The method must work, because more than half a dozen small business owners have fledged from Stainton’s to open their own brick-and-mortar locations.
“The end goal is to provide a successful business model to be able to outgrow Stainton’s,” Brad said. “That’s why we support the local community so well. We’re making the entire city better by helping them open a business.”
Making the community a better place is important not only to the Jacobsons, but also to Stainton’s relatively new owners, brothers Raj and Yogi Khatiwala. The Ventnor natives have purchased a number of Ocean City institutions, all with the intent to help the town thrive.
“They believe in the city,” Brad said. “They’re locals. They’re not a big company coming in. They’re two brothers just trying to make a difference. They’re building families with what they’re doing.”
In buying Stainton’s, Brad explained, the Khatiwalas committed to Bridget. They didn’t want to interfere with her running the store, but did want to provide any support and tools she needed.
“I don’t want to take credit for any of it – it’s all Bridget. Nobody works harder,” Brad said. “The brains and the vision – everything has been her. She deserves the credit for what this has turned into.”
Brad explained the Khatiwalas also provided the resources for Bridget to not only continue running Stainton’s, but to expand to the Boardwalk. This second location opened Memorial Day weekend, and it offers the same business model as its Downtown counterpart. The two locations give an opportunity for businesses downtown to have a presence on the Boardwalk – and vice versa. Additionally, businesses that don’t stay open all year can keep a presence in town during the off season at either year-round Stainton’s property.
“By doing what we do here, we’re able to get through those winter months together,” Brad said. “We staff it. We cover the overhead. All they have to do is put their product out.”
A bonus to staying open all year at the Boardwalk location is being on the 12th block, where neighbors Henry’s and Candyland also cater to clientele 12 months of the year.
“The shops at 1200,” Brad said with a chuckle. “That’s not the official name, but it should be.”
After celebrating Halloween at both stores, Brad said Stainton’s was ready to turn everything over to Christmas, creating an outdoor wonderland with 100 yards of lights along the Boardwalk and festooning the indoors with plenty of festive decorations. The ambiance is perfect for holiday shopping, which Stainton’s has in spades with its myriad of local, one-of-a-kind inventory. (Plus, greeting cards are the number one selling item in terms of volume at the Asbury Avenue store.)
“Most importantly is our customer service. We try to add a touch of class in Ocean City at each location,” Brad said. They also add a touch of charity. Bridget chooses a local nonprofit to showcase each month, and shoppers can contribute to the cause.

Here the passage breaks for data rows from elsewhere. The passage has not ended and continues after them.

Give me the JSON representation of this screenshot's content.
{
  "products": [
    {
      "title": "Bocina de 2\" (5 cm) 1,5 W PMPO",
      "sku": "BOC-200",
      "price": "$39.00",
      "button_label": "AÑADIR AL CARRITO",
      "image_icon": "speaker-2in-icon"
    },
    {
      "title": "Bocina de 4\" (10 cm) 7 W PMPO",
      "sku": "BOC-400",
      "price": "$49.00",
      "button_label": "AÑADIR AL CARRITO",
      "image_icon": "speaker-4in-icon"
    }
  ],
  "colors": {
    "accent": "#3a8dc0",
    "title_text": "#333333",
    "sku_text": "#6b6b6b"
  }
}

Stainton’s planted its roots in Ocean City 100 years ago, and while the business has evolved and changed hands over the years, it was also important to Bridget and Brad to stay true to the company’s founding principles.
“We try to uphold the standards of the original Stainton’s, which is providing to the community, being a part of the community and being able to offer something that’s for everyone, for all ages,” Brad said. “It’s to not only support the community, but to support the small businesses all around.”
Stainton’s is located Downtown at 810 Asbury and by the beach at 1216-1218 Boardwalk in Ocean City. Reach Stainton’s at (609) 545- 8688. Learn more at staintons.com.
Find this and more in the November/December issue of OC Mag